— TASK ITEM —
Go through the data and report each line that holds the string "icon".

=== Begin Enclosure ===

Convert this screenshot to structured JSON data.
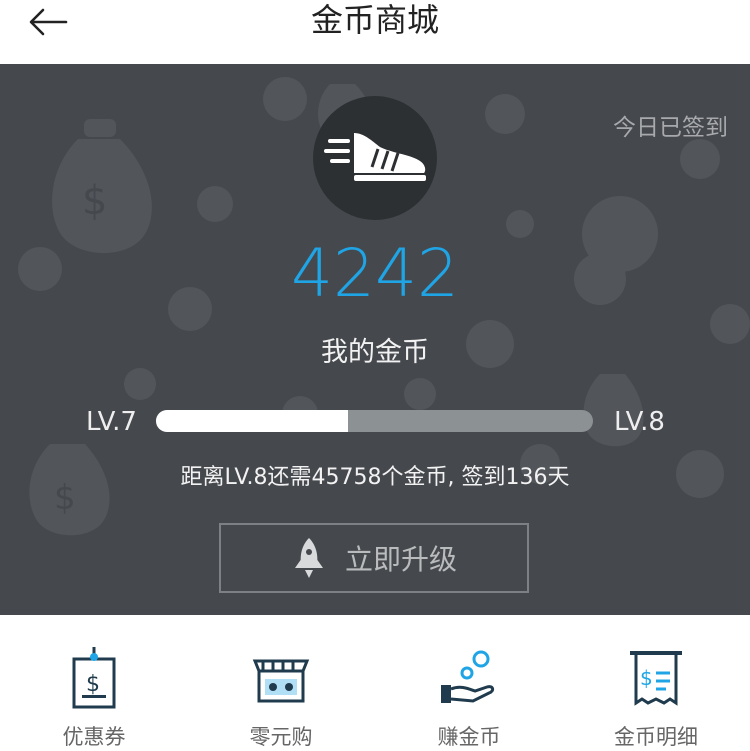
{
  "header": {
    "title": "金币商城",
    "back_icon": "arrow-left-icon"
  },
  "profile": {
    "avatar_icon": "sneaker-icon",
    "signed_text": "今日已签到",
    "coins_value": "4242",
    "coins_label": "我的金币",
    "level_current": "LV.7",
    "level_next": "LV.8",
    "level_progress_fraction": 0.44,
    "level_info": "距离LV.8还需45758个金币, 签到136天",
    "upgrade_label": "立即升级",
    "upgrade_icon": "rocket-icon"
  },
  "colors": {
    "accent": "#1fa5e6",
    "panel_bg": "#45484d"
  },
  "bottom_nav": [
    {
      "label": "优惠券",
      "icon": "coupon-icon"
    },
    {
      "label": "零元购",
      "icon": "shop-icon"
    },
    {
      "label": "赚金币",
      "icon": "earn-coins-icon"
    },
    {
      "label": "金币明细",
      "icon": "receipt-icon"
    }
  ]
}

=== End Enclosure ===

— TASK ANSWER —
    "back_icon": "arrow-left-icon"
    "avatar_icon": "sneaker-icon",
    "upgrade_icon": "rocket-icon"
      "icon": "coupon-icon"
      "icon": "shop-icon"
      "icon": "earn-coins-icon"
      "icon": "receipt-icon"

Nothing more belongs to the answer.